* **Task prompt**: Copy out each line below that has the word "What" in it.

Dataset items
☆ ☆ ☆ ☆ ☆

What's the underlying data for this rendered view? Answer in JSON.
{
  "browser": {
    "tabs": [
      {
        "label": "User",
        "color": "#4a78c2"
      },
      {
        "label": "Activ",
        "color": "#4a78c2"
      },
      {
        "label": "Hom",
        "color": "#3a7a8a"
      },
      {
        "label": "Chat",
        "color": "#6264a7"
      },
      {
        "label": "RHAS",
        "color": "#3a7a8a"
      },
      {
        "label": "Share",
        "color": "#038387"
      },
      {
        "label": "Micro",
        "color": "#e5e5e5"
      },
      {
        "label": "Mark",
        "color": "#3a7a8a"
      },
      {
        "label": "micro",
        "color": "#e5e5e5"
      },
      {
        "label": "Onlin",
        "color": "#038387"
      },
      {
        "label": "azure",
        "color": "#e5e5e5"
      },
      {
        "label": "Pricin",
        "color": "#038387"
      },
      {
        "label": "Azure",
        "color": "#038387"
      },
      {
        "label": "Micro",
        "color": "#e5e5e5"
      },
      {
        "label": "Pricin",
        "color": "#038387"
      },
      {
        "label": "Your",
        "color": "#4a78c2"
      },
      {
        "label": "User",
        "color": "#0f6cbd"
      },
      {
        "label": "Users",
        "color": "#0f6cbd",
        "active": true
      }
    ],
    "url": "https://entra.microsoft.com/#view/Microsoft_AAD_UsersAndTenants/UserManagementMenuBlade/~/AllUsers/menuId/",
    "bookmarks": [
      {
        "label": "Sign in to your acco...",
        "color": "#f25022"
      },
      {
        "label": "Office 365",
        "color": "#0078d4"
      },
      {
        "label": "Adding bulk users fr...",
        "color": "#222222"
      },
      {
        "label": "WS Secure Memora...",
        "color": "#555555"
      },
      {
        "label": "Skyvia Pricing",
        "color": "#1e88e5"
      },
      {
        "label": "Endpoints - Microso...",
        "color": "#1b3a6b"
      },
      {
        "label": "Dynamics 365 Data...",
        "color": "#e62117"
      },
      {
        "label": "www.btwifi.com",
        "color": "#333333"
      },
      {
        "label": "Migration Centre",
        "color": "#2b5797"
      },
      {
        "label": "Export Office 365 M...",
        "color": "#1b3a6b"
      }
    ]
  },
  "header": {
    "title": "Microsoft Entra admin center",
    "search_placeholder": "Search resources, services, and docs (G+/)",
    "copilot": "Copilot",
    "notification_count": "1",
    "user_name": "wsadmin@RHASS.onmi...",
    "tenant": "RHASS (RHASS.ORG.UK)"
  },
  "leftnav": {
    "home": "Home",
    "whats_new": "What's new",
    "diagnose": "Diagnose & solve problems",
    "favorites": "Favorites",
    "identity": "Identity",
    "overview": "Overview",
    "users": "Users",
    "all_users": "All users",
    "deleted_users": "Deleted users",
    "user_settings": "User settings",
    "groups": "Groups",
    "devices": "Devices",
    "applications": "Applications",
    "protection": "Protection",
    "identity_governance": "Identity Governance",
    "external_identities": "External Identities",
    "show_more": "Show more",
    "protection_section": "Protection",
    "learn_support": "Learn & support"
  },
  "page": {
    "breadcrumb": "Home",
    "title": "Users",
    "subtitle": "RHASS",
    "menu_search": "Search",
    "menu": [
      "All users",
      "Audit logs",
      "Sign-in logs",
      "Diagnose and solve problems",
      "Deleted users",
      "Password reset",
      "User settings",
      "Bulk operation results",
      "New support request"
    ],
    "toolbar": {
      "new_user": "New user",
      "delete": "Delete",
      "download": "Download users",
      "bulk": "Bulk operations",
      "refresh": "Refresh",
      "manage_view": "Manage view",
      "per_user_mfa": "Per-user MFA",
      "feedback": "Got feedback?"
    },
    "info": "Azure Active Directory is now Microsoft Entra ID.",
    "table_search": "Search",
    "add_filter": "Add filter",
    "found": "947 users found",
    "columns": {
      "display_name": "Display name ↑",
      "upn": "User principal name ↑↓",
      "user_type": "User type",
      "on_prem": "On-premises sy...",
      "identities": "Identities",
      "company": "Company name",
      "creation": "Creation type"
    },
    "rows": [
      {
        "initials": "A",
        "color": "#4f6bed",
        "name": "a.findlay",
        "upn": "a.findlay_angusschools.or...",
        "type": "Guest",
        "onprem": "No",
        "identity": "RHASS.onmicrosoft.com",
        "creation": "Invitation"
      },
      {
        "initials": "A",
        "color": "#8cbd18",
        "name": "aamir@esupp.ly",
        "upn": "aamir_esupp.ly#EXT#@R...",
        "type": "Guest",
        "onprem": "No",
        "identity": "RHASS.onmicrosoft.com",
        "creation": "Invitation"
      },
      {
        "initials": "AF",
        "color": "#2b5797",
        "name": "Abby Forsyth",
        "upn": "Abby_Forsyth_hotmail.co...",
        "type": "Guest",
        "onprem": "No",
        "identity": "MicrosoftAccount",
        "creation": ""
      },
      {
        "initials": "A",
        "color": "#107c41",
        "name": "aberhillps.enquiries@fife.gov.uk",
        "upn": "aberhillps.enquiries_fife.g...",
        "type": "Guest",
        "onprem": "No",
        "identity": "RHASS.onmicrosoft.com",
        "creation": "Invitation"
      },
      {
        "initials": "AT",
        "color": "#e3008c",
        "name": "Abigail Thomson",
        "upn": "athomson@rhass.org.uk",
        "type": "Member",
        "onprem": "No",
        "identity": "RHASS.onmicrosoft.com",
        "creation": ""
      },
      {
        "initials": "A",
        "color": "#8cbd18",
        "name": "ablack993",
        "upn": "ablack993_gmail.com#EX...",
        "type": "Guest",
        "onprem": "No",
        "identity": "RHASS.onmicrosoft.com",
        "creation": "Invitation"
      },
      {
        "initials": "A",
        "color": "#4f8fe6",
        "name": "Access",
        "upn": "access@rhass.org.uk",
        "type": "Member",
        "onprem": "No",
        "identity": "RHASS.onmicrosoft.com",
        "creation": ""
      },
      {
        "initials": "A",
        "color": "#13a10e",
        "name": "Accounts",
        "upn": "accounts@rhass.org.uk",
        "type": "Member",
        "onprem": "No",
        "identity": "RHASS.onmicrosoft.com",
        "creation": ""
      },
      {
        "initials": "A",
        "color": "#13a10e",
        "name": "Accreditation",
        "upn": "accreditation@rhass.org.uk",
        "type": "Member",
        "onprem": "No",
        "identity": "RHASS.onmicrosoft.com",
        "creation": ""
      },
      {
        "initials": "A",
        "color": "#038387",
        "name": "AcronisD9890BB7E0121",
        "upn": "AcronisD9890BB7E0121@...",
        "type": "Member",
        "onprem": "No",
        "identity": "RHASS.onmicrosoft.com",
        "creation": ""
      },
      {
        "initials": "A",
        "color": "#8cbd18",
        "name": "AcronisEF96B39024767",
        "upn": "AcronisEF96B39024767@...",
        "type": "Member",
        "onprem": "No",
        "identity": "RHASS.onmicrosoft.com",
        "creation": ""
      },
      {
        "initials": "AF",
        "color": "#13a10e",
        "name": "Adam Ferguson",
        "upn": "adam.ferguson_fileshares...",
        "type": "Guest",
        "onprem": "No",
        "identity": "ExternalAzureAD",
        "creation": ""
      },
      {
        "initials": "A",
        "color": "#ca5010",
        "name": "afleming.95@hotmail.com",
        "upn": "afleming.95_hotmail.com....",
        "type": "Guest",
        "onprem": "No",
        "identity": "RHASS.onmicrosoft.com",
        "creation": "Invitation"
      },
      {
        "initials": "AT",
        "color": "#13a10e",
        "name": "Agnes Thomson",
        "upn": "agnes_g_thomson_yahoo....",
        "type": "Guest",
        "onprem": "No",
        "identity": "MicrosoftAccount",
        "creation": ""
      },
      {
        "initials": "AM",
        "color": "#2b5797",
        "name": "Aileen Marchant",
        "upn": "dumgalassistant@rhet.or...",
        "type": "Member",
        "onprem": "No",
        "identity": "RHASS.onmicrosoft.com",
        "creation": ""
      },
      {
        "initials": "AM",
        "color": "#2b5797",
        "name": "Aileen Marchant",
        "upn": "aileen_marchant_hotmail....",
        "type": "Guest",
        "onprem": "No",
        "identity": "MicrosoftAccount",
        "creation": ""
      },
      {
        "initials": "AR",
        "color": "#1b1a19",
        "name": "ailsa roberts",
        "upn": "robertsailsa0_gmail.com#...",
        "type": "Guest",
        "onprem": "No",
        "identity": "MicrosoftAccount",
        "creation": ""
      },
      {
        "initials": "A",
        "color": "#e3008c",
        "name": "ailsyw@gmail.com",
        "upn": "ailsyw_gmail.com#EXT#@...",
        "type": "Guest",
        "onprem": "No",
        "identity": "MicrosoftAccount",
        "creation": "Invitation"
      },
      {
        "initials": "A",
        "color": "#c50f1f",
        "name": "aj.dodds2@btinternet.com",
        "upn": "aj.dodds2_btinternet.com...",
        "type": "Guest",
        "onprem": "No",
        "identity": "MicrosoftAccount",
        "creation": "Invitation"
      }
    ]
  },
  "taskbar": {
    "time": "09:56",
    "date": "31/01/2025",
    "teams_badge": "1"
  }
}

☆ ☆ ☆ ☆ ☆

* **Solution to the exercise**:
What's the underlying data for this rendered view? Answer in JSON.
    "whats_new": "What's new",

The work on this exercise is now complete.